I remember being 10 years old sitting in my basement in Ohio watching the Bears beat the Lions in the Silverdome, on a return for a touchdown on the overtime kickoff. It was the fastest OT victory in league history. I remember being a new college graduate in 1993 watching beefy Cowboys defensive lineman Leon Lett stupidly trying to recover a missed field goal that was laying in the snow at Texas Stadium. Lett slipped in the snow, kicking the ball for a fumble that Miami recovered for a final-second win at Dallas. But the clearest Thanksgiving game memory: being newly married and at my twin sister’s house in suburban Detroit with my family watching — and hearing, from downtown Detroit to suburban Plymouth — Steelers running back Jerome Bettis call “hea— … tails” on Thanksgiving 1998 during the overtime coin toss against the Lions. Referee Phil Luckett apparently could not hear and flip a coin at the same time. He ruled “heads is the call.” The coin landed on heads, so Detroit got the ball and drove on the first overtime possession to the winning field goal. The next week, commissioner Paul Tagliabue changed the rule and required all NFL coin-toss calls to come before the referee flips the coin. Eventually, the league also changed the overtime rule; now a team can’t win a game on a field goal on the first drive.
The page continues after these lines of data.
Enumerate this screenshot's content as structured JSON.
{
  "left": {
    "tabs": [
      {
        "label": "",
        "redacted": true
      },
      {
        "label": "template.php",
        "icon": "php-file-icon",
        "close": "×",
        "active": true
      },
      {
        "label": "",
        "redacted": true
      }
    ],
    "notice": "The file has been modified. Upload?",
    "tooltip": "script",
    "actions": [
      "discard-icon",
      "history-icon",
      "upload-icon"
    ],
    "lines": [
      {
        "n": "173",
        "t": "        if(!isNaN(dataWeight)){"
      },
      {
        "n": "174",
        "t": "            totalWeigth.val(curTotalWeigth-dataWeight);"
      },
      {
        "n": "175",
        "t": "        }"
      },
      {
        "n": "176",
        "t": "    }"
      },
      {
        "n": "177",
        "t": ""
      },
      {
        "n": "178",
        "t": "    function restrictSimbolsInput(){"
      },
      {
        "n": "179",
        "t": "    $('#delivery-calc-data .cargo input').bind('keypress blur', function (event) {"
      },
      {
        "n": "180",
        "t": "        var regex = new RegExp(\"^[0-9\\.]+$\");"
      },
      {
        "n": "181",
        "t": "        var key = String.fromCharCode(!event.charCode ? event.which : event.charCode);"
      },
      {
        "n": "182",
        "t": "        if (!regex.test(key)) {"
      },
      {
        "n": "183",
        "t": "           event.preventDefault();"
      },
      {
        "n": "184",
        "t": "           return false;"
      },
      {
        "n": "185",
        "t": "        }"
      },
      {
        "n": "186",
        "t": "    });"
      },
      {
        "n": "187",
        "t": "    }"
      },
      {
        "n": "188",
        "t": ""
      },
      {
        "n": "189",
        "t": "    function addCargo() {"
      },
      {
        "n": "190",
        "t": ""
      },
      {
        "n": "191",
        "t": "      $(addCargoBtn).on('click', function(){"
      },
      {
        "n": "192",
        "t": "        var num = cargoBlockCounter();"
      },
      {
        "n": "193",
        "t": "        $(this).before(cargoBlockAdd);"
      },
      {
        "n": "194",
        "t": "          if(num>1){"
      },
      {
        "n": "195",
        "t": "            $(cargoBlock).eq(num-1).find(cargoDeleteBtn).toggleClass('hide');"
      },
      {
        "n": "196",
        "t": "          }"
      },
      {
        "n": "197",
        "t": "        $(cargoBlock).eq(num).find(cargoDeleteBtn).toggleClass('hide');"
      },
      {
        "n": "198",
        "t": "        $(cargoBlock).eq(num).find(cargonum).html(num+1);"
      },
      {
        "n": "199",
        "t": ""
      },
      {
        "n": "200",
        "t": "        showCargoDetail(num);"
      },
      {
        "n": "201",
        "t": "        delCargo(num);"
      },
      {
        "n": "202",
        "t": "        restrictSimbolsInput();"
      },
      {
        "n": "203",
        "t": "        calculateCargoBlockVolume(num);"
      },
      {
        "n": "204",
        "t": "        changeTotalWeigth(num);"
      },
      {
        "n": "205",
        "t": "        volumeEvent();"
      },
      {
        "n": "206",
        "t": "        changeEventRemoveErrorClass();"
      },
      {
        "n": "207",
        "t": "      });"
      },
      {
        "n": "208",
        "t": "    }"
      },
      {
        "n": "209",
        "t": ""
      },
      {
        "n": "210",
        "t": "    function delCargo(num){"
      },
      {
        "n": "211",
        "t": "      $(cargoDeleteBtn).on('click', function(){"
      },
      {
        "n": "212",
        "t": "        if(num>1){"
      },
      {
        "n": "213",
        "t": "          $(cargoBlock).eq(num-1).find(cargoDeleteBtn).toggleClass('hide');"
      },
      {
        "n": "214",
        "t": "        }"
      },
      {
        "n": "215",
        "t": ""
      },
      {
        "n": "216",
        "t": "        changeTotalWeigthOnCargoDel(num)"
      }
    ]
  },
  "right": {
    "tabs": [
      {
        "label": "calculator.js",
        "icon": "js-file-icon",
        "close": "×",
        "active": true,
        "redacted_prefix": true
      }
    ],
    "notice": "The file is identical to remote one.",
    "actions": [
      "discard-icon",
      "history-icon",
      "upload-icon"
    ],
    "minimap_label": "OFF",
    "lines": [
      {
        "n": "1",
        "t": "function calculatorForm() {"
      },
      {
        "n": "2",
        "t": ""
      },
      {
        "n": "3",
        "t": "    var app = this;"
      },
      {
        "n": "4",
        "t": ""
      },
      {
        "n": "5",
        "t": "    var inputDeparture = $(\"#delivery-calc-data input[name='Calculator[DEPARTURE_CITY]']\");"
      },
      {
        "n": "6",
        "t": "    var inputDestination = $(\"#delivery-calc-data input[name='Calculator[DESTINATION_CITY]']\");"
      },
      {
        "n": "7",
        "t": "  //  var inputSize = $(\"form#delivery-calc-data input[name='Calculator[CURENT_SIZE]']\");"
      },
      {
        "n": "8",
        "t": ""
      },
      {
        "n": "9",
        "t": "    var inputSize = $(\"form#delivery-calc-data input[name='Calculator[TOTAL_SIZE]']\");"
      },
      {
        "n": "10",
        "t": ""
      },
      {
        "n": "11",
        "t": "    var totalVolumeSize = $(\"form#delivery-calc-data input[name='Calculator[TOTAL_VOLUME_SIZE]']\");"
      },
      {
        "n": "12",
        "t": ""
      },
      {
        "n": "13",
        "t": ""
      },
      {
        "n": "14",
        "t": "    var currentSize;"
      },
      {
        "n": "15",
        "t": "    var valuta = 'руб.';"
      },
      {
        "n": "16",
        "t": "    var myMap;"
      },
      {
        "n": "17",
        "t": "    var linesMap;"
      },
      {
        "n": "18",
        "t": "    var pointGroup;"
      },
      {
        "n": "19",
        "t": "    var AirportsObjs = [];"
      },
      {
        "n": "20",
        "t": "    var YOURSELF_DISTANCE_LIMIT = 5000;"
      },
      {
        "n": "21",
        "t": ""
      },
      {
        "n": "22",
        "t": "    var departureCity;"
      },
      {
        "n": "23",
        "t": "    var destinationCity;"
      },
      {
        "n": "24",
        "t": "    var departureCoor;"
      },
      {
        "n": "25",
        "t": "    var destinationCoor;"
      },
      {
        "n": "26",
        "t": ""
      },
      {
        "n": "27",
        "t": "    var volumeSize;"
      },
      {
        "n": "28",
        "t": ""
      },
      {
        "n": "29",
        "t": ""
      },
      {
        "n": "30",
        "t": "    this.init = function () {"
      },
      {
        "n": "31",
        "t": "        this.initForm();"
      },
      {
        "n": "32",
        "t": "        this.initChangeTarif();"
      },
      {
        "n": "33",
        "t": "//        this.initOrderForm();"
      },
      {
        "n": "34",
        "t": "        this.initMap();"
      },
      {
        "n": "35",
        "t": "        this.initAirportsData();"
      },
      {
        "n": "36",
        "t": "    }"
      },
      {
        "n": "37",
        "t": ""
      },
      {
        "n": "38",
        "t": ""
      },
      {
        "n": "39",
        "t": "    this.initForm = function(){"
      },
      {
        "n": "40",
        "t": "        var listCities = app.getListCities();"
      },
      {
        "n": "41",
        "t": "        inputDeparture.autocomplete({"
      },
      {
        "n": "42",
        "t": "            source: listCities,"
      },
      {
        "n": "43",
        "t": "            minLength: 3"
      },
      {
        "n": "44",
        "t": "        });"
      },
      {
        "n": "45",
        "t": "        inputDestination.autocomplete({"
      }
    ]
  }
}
The extension Wilson signed before the 2015 season is going to be a salary-cap hit for the Seahawks of $18.8 million in 2017 and averages $21.9 million in salary through the 2019 season. And it’s already becoming a steal. NFL Network reported Friday Kirk Cousins is about to get an extension worth at least $20 million annually from Washington in his extension. Uh … Kirk Cousins? Twenty million? He has won as many playoff games as you have. In his first four seasons, Wilson became a starter from week one in the league. Wilson set NFL records for most victories by a QB in his first three seasons and for playing in two Super Bowls in his first three seasons, winning Seattle’s only league title. His career record, including playoffs, is 60-23-1. Cousins? He entered the league the same year Wilson did, in 2012. His career record, including playoffs, after Washington’s Thanksgiving Day loss at Dallas: 17-19-1. Cousins has started a single postseason game — and lost it. Wilson’s deal seemed mammoth when he signed, and it still is. But it’s the way in professional sports that one man’s new, rich deal is the baseline for the next guy’s bigger contract to eclipse it. And to defy common sense.

Gregg Bell: